(Record excerpts)
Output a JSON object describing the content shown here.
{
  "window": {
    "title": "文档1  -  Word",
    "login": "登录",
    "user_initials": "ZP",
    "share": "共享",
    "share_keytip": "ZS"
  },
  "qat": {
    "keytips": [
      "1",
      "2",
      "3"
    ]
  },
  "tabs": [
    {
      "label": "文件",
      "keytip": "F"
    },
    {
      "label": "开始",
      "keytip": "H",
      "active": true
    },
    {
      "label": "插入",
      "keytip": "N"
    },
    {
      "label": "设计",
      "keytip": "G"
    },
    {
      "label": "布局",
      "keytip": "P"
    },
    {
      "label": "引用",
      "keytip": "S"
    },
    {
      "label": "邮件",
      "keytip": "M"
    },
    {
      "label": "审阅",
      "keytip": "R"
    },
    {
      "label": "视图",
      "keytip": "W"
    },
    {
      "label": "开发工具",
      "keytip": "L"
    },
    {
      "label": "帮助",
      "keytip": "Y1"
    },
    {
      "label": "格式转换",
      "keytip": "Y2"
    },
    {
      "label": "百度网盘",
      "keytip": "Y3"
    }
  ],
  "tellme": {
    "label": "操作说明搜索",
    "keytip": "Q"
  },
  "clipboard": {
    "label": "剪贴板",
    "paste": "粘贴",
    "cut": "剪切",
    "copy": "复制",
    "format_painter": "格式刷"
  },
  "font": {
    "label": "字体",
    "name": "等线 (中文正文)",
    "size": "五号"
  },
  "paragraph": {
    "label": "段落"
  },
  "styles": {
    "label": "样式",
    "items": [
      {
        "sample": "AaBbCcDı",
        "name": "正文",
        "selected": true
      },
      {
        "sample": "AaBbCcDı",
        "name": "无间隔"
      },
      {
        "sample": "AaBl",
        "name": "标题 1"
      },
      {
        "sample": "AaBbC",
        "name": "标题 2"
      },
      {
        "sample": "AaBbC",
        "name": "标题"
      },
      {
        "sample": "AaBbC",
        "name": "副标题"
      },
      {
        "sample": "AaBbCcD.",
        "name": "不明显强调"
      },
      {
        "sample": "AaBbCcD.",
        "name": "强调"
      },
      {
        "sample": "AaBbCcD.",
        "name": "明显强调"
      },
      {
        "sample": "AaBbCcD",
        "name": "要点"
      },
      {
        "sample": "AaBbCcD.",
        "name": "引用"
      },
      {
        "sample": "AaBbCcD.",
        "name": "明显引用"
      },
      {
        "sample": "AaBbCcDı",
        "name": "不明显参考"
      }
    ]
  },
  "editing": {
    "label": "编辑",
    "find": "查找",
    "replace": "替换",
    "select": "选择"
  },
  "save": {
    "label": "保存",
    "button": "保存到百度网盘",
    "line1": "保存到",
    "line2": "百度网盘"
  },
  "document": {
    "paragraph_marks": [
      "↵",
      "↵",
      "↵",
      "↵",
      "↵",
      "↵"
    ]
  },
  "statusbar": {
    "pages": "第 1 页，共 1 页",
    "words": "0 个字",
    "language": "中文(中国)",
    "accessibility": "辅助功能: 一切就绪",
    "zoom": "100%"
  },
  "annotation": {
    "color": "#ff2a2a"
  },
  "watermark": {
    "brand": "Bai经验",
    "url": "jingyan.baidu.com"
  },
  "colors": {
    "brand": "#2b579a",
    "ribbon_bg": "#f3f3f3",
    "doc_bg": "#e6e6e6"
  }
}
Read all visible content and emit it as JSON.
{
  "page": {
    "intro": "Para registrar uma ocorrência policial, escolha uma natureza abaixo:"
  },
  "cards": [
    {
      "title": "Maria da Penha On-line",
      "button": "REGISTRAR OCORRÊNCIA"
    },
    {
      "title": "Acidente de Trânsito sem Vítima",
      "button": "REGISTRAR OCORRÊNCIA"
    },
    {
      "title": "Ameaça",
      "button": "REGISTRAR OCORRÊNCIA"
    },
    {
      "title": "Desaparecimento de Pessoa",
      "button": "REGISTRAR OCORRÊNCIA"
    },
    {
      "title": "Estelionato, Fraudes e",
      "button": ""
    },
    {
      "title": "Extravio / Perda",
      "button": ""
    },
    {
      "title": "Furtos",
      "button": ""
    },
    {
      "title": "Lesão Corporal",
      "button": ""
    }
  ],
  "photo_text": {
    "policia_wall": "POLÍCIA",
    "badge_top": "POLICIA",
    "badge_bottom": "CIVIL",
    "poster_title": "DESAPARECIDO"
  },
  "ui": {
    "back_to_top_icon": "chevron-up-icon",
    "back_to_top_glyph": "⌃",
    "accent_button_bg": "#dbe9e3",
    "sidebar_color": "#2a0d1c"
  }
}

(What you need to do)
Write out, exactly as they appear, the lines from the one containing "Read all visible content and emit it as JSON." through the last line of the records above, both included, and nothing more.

(Exercise solution)
Read all visible content and emit it as JSON.
{
  "page": {
    "intro": "Para registrar uma ocorrência policial, escolha uma natureza abaixo:"
  },
  "cards": [
    {
      "title": "Maria da Penha On-line",
      "button": "REGISTRAR OCORRÊNCIA"
    },
    {
      "title": "Acidente de Trânsito sem Vítima",
      "button": "REGISTRAR OCORRÊNCIA"
    },
    {
      "title": "Ameaça",
      "button": "REGISTRAR OCORRÊNCIA"
    },
    {
      "title": "Desaparecimento de Pessoa",
      "button": "REGISTRAR OCORRÊNCIA"
    },
    {
      "title": "Estelionato, Fraudes e",
      "button": ""
    },
    {
      "title": "Extravio / Perda",
      "button": ""
    },
    {
      "title": "Furtos",
      "button": ""
    },
    {
      "title": "Lesão Corporal",
      "button": ""
    }
  ],
  "photo_text": {
    "policia_wall": "POLÍCIA",
    "badge_top": "POLICIA",
    "badge_bottom": "CIVIL",
    "poster_title": "DESAPARECIDO"
  },
  "ui": {
    "back_to_top_icon": "chevron-up-icon",
    "back_to_top_glyph": "⌃",
    "accent_button_bg": "#dbe9e3",
    "sidebar_color": "#2a0d1c"
  }
}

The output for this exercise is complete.